Start of Given data

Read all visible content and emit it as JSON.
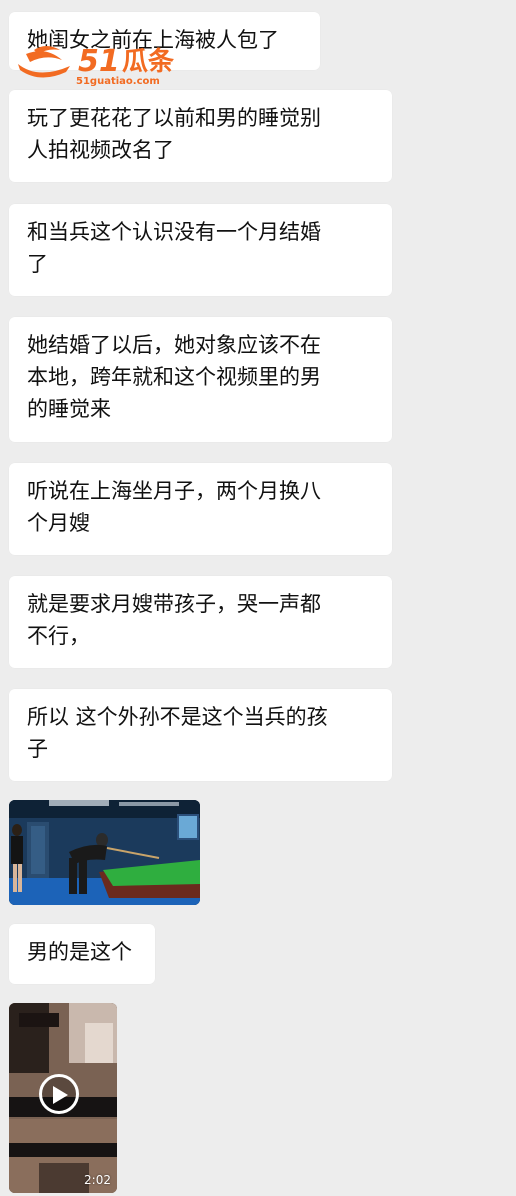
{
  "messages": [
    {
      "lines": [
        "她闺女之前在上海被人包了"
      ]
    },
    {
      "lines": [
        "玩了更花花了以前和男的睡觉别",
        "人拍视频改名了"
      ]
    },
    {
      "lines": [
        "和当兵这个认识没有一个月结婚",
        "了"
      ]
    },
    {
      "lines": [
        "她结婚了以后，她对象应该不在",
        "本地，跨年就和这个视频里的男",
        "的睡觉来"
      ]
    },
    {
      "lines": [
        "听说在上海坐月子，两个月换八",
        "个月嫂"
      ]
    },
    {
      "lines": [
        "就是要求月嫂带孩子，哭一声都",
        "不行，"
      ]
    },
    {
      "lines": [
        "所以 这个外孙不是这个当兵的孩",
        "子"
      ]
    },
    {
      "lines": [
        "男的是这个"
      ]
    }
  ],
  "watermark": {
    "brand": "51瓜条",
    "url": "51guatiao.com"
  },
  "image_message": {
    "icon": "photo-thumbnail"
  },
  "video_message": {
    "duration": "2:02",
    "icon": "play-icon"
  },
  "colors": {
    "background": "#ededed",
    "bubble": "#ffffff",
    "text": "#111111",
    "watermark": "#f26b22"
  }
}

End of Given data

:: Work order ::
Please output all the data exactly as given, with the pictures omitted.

:: Response ::
Read all visible content and emit it as JSON.
{
  "messages": [
    {
      "lines": [
        "她闺女之前在上海被人包了"
      ]
    },
    {
      "lines": [
        "玩了更花花了以前和男的睡觉别",
        "人拍视频改名了"
      ]
    },
    {
      "lines": [
        "和当兵这个认识没有一个月结婚",
        "了"
      ]
    },
    {
      "lines": [
        "她结婚了以后，她对象应该不在",
        "本地，跨年就和这个视频里的男",
        "的睡觉来"
      ]
    },
    {
      "lines": [
        "听说在上海坐月子，两个月换八",
        "个月嫂"
      ]
    },
    {
      "lines": [
        "就是要求月嫂带孩子，哭一声都",
        "不行，"
      ]
    },
    {
      "lines": [
        "所以 这个外孙不是这个当兵的孩",
        "子"
      ]
    },
    {
      "lines": [
        "男的是这个"
      ]
    }
  ],
  "watermark": {
    "brand": "51瓜条",
    "url": "51guatiao.com"
  },
  "image_message": {
    "icon": "photo-thumbnail"
  },
  "video_message": {
    "duration": "2:02",
    "icon": "play-icon"
  },
  "colors": {
    "background": "#ededed",
    "bubble": "#ffffff",
    "text": "#111111",
    "watermark": "#f26b22"
  }
}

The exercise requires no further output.